The leader of Austria’s conservative and far-right coalition government on Wednesday called for Germany and Italy to join an “axis of the willing” that would fight “illegal migration.”
Sebastian Kurz, a 31-year-old who became Austrian chancellor last December, made the comments during a press conference with German Interior Minister Horst Seehofer. Both men are campaigning for more border controls and tighter immigration measures at a time when Europe is strongly divided over migration.
While Kurz’s hope for an axis between Rome, Vienna and Berlin has echoes of World War II, it is also reflects European far-right and conservative politicians’ current effort to join together to promote anti-migrant policies.
Earlier this week, Seehofer called Italian Interior Minister Matteo Salvini to offer support and invite him for migration talks. Salvini, who also leads the far-right Lega party, caused a diplomatic and humanitarian crisis this week after he turned away a rescue boat carrying over 600 migrants ― leaving it in limbo until Spain agreed to accept the vessel.
Hungary’s far-right government, whose leader Viktor Orban has used the migration crisis as a pretext to crack down on civil society, is also seeking closer ties with Italy and Austria after anti-migrant parties recently became part of those country’s governments.
Since Kurz formed a coalition government with the far-right Freedom Party in December, the Austrian government has pursued anti-migrant, anti-Islam policy that includes plans to shut down seven mosques and expel dozens of imams.

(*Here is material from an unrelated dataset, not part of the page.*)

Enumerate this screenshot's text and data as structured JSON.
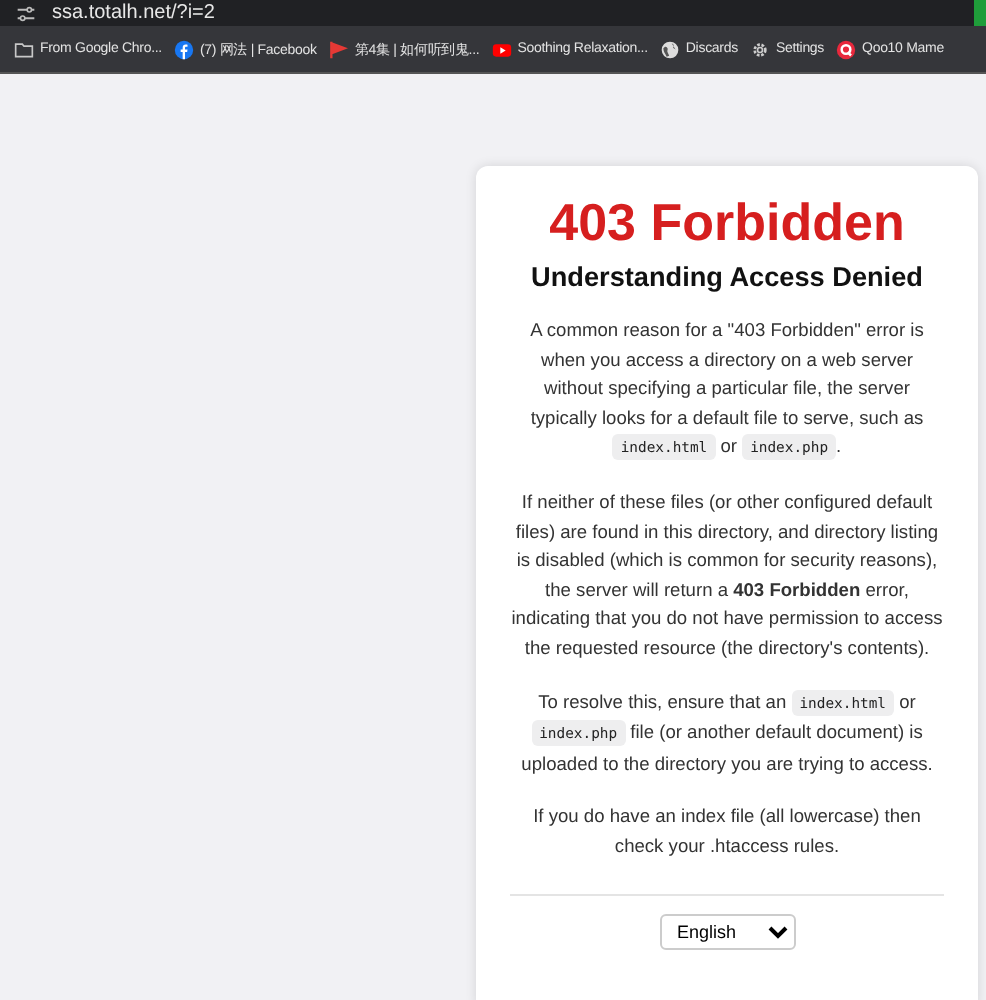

The government has also experienced a number scandals relating to the Freedom Party’s Nazi past and modern connections to extremist ideology. A senior party official resigned in February after Austrian media reported that he formerly led a far-right fraternity that distributed a songbook with lyrics about killing Jews.
Kurz’s vision of a three-nation axis against migration is unlikely as long as German Chancellor Angela Merkel is still in power. Merkel has long pushed for a comprehensive European Union policy on migration that would have countries share the cost and effects of refugee arrivals.
But Merkel is under domestic pressure to pursue a more restrictive immigration policy, including from within her own government. Seehofer, while a government minister, comes from the more conservative Christian Social Union party, which is currently locked in a fight over refugee policy with Merkel’s Christian Democrats. He also caused controversy earlier this year when he renamed his position of interior minister ― a powerful role in German politics ― to that of homeland minister, a term that has Nazi-era connotations in Germany.
Seehofer skipped a German government-held summit on integration in order to meet with Kurz. He claimed he decided to miss Merkel’s event because an author who planned to attend compared Seehofer’s policies to Nazi ideology.